PolyWeb Services
Automotive News article on FOCALpt

Automotive News
Retail Technology
May 12, 1997
Mary Connelly
Staff Reporter

Ford tests system to provide consistent sales and service

The system gives customers information about Ford products, and makes dealership practices more uniform.

When consumers step up to the counter at a McDonald's restaurant they know what to expect. ford Motor co. wants customers to experience the same consistency when they step up to dealership service counters or into new-car showrooms.

This spring, Ford is testing dealership computer technology designed to make a customer's sales or service experience consistent at Ford Division and Lincoln-Mercury dealerships nationwide. By August, dealers are expected to begin ordering the new technology.

By the end of 1998, 1,500 metropolitan Ford and Lincoln-Mercury dealerships - representing 60 percent of the company's sales volume - are expected to be using the new electronic tool.

The system is called FOCALpt, and Ford wants the new technology to make millions of sales and service visits consistently professional at all Ford dealerships. A desktop computer - loaded with software to guide dealership staff through sales or service transactions - is the heart of the new system.

Ford said it is providing the technology at a "nominal" charge to dealership computer system providers, including ADP, Reynolds and Reynolds and UCS, but would not specify the amount. The licensed providers will integrate FOCALpt into their systems, sell it and maintain it.


Dealers will buy or lease the technology from the system providers at an approximate cost to dealers of $150 monthly for each personal computer installed.

Tom Wagner, Ford vice president of customer communications and satisfaction, turned the heat up on the project eight months ago. Ford is investing "tens of millions" of dollars in developing the technology, he said.

No, Ford's new-car customers will sit with a salesperson in front of a computer. Customers will learn product features and see videos of running vehicles as the electronic sales-session progresses.

Neither salesperson nor customer need ever leave the screen.

If a customer wants to compare a Ford with competitive makes, the computer will provide feature-by-feature analysis. If the seller wants to show interior or exterior colors, the computer can comply.

Consistency by Computer
What: Ford's new dealership computer technology
When: Tested this spring
How: Dealership computer system providers sell and maintain the technology developed by Ford
Dealer cost: About $150 monthly for each computer installed
Why: To make handling of sales and service customers consistently professional

The computer can locate a desired vehicle in dealer inventory or among factory build-orders.

Loan applications are submitted for approval electronically after the computer has calculated vehicle price, based on incentives and value of trade-in vehicle.

Customers are then given a printout detailing what was covered in the sales visit.

"We want to bring as much information as we can to the customer and the salesperson so that the facts are always the same: the comparison facts and the pricing facts," Wagner said.

Wagner is so determined to weed out disparities that the vehicles pictured on Ford's World Wide Web site must be the same exterior color as those shown in the FOCALpt system. "We're presenting one story to the customer - down to the color of the cars," he said. Service transactions will be similarly standardized.

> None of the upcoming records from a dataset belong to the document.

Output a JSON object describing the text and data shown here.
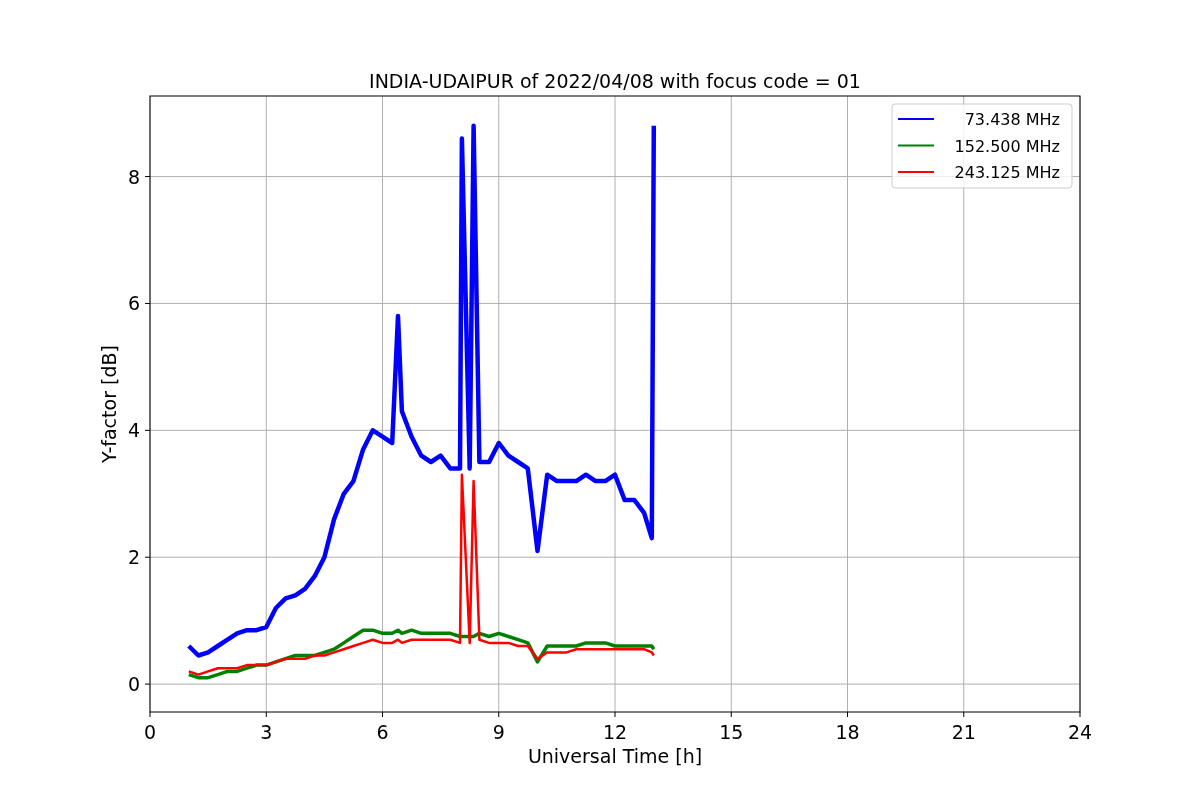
{
  "chart_data": {
    "type": "line",
    "title": "INDIA-UDAIPUR of 2022/04/08 with focus code = 01",
    "xlabel": "Universal Time [h]",
    "ylabel": "Y-factor [dB]",
    "x": [
      1,
      1.25,
      1.5,
      1.75,
      2,
      2.25,
      2.5,
      2.75,
      3,
      3.25,
      3.5,
      3.75,
      4,
      4.25,
      4.5,
      4.75,
      5,
      5.25,
      5.5,
      5.75,
      6,
      6.25,
      6.4,
      6.5,
      6.75,
      7,
      7.25,
      7.5,
      7.75,
      8,
      8.05,
      8.25,
      8.35,
      8.5,
      8.75,
      9,
      9.25,
      9.5,
      9.75,
      10,
      10.25,
      10.5,
      10.75,
      11,
      11.25,
      11.5,
      11.75,
      12,
      12.25,
      12.5,
      12.75,
      12.95,
      13
    ],
    "series": [
      {
        "name": "73.438 MHz",
        "color": "#0000ff",
        "values": [
          0.6,
          0.45,
          0.5,
          0.6,
          0.7,
          0.8,
          0.85,
          0.85,
          0.9,
          1.2,
          1.35,
          1.4,
          1.5,
          1.7,
          2.0,
          2.6,
          3.0,
          3.2,
          3.7,
          4.0,
          3.9,
          3.8,
          5.8,
          4.3,
          3.9,
          3.6,
          3.5,
          3.6,
          3.4,
          3.4,
          8.6,
          3.4,
          8.8,
          3.5,
          3.5,
          3.8,
          3.6,
          3.5,
          3.4,
          2.1,
          3.3,
          3.2,
          3.2,
          3.2,
          3.3,
          3.2,
          3.2,
          3.3,
          2.9,
          2.9,
          2.7,
          2.3,
          8.8
        ]
      },
      {
        "name": "152.500 MHz",
        "color": "#008000",
        "values": [
          0.15,
          0.1,
          0.1,
          0.15,
          0.2,
          0.2,
          0.25,
          0.3,
          0.3,
          0.35,
          0.4,
          0.45,
          0.45,
          0.45,
          0.5,
          0.55,
          0.65,
          0.75,
          0.85,
          0.85,
          0.8,
          0.8,
          0.85,
          0.8,
          0.85,
          0.8,
          0.8,
          0.8,
          0.8,
          0.75,
          0.75,
          0.75,
          0.75,
          0.8,
          0.75,
          0.8,
          0.75,
          0.7,
          0.65,
          0.35,
          0.6,
          0.6,
          0.6,
          0.6,
          0.65,
          0.65,
          0.65,
          0.6,
          0.6,
          0.6,
          0.6,
          0.6,
          0.55
        ]
      },
      {
        "name": "243.125 MHz",
        "color": "#ff0000",
        "values": [
          0.2,
          0.15,
          0.2,
          0.25,
          0.25,
          0.25,
          0.3,
          0.3,
          0.3,
          0.35,
          0.4,
          0.4,
          0.4,
          0.45,
          0.45,
          0.5,
          0.55,
          0.6,
          0.65,
          0.7,
          0.65,
          0.65,
          0.7,
          0.65,
          0.7,
          0.7,
          0.7,
          0.7,
          0.7,
          0.65,
          3.3,
          0.65,
          3.2,
          0.7,
          0.65,
          0.65,
          0.65,
          0.6,
          0.6,
          0.4,
          0.5,
          0.5,
          0.5,
          0.55,
          0.55,
          0.55,
          0.55,
          0.55,
          0.55,
          0.55,
          0.55,
          0.5,
          0.45
        ]
      }
    ],
    "xlim": [
      0,
      24
    ],
    "ylim": [
      -0.44,
      9.27
    ],
    "xticks": [
      0,
      3,
      6,
      9,
      12,
      15,
      18,
      21,
      24
    ],
    "yticks": [
      0,
      2,
      4,
      6,
      8
    ],
    "grid": true,
    "legend": "upper right"
  }
}
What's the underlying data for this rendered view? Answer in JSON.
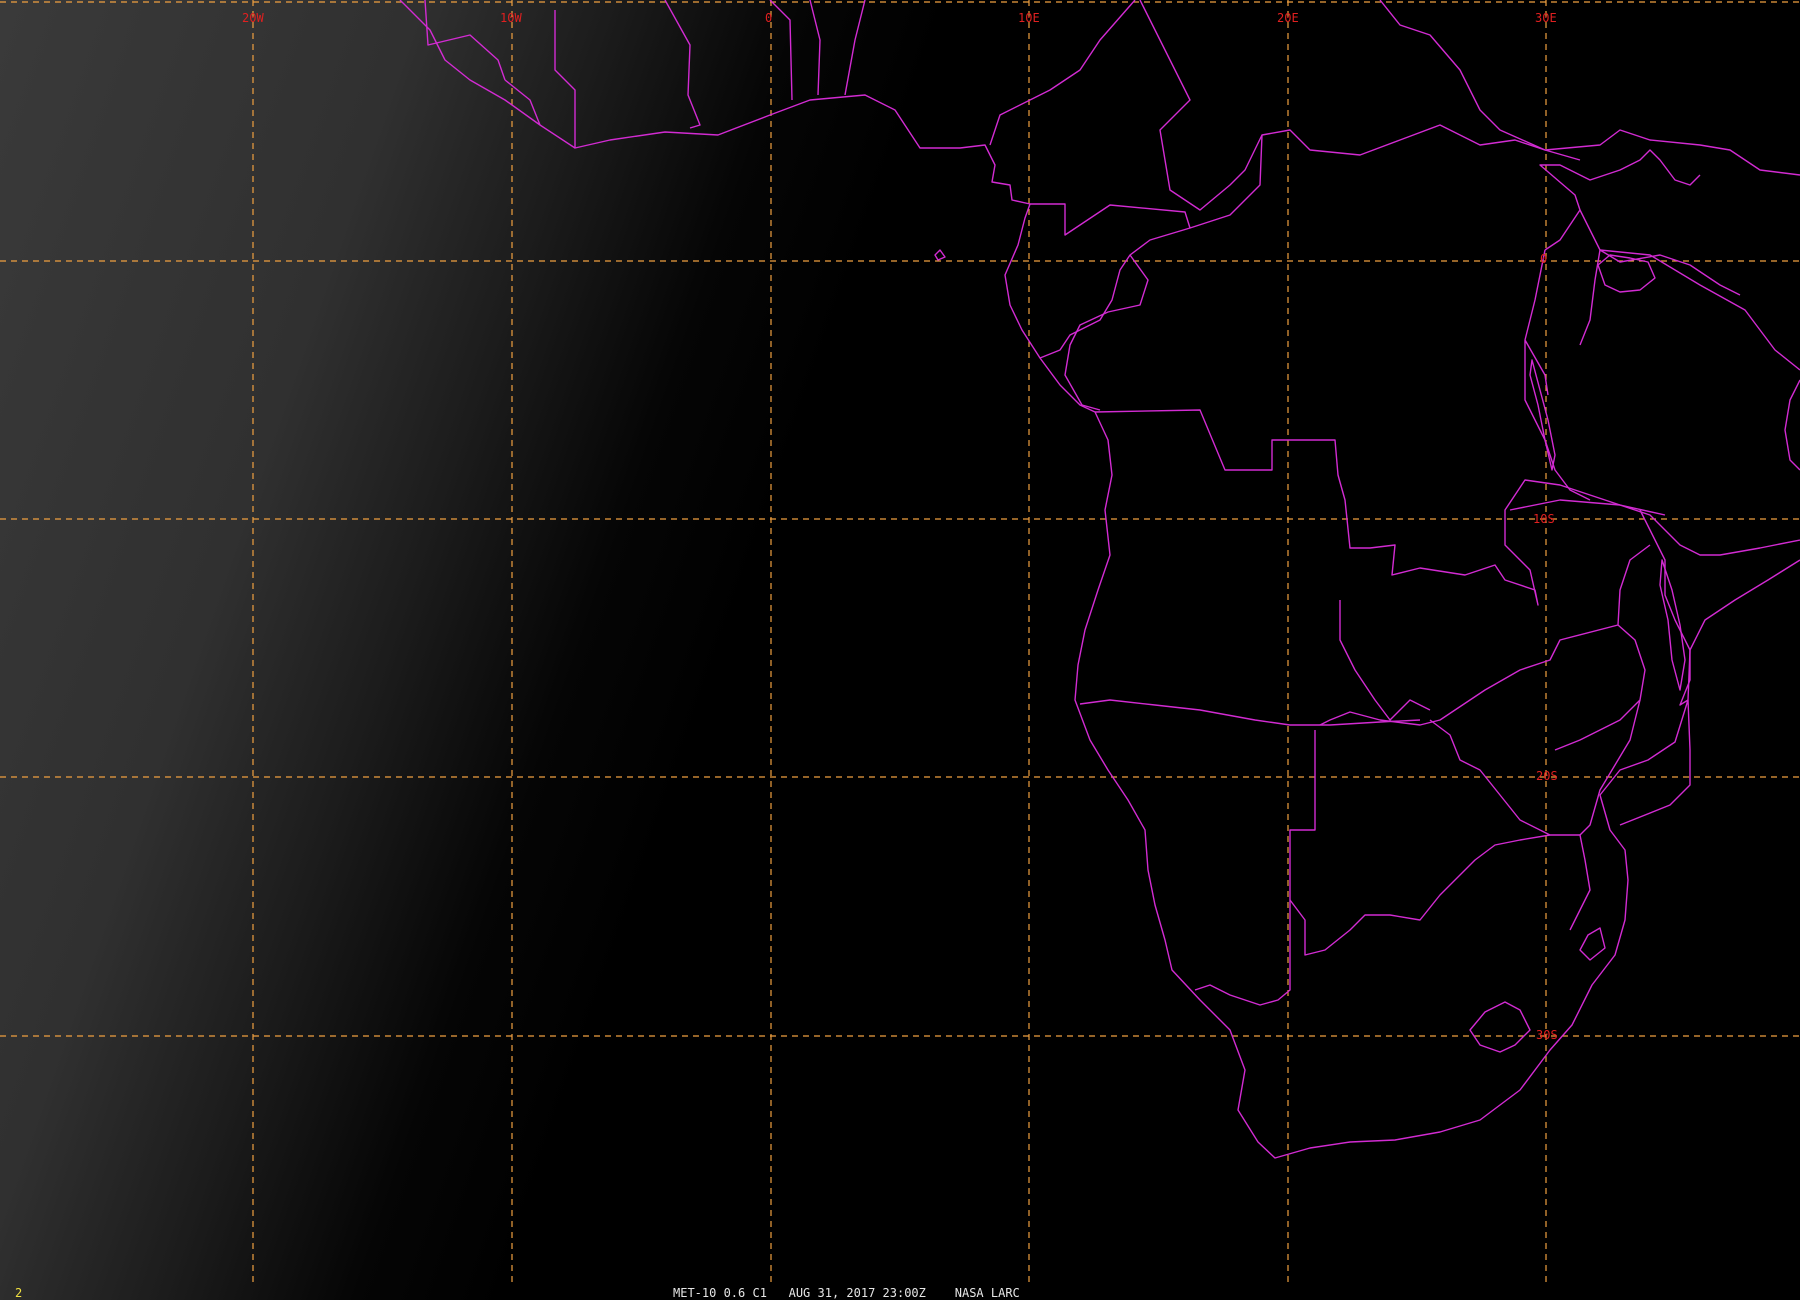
{
  "map": {
    "frame_number": "2",
    "caption": "MET-10 0.6 C1   AUG 31, 2017 23:00Z    NASA LARC",
    "longitude_labels": [
      "20W",
      "10W",
      "0",
      "10E",
      "20E",
      "30E"
    ],
    "latitude_labels": [
      "0",
      "10S",
      "20S",
      "30S"
    ],
    "colors": {
      "background": "#000000",
      "grid": "#f0a040",
      "boundaries": "#d22bd2",
      "grid_labels": "#e02020",
      "caption": "#e6e6e6",
      "frame_number": "#f0e040"
    }
  }
}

Wagner anticipates marketing gains.

  1. More credibility with customers. "What we have found in research is that customers believe computers. They are more credible."
  2. Shorter transaction times. "Today it takes about four hours to buy and take delivery of a vehicle," Wagner said. "With this technology we think we can get it down to two hours."
  3. Fewer effects from poor sales training due to turnover of sales personnel. Everything is at the salesperson's fingertips.
  4. Stronger relationship marketing.

By teaming FOCALpt with Fordstar, the company's satellite communications system, Ford will be able to collect customer information daily from its dealerships.

"As we evolve into brand management, we have got to know more about our customers, their lifestyles, what they are buying and their trading cycles," Wagner said.

In the electronic sales sessions, customers will be asked if they wish to provide information about hobbies, leisure pursuits, magazine subscriptions and similar data needed for targeted marketing.

Eventually, ford will amass a detailed database by vehicle identification number and customer name that will record household information, vehicle service history, loaner preferences and numerous other customer details.

"Incredibly, all we really have known about our customers was their name and address and what product they bought," Wagner said. FOCALpt - which stands for Focus On Creating Advocates for Life through Personalized Treatment - is a global effort. A similar program is under way in Europe. Testing begins in the United Kingdom this spring.

Established March 7, 1996
© 1996-2008 PolyWeb Services, All rights reserved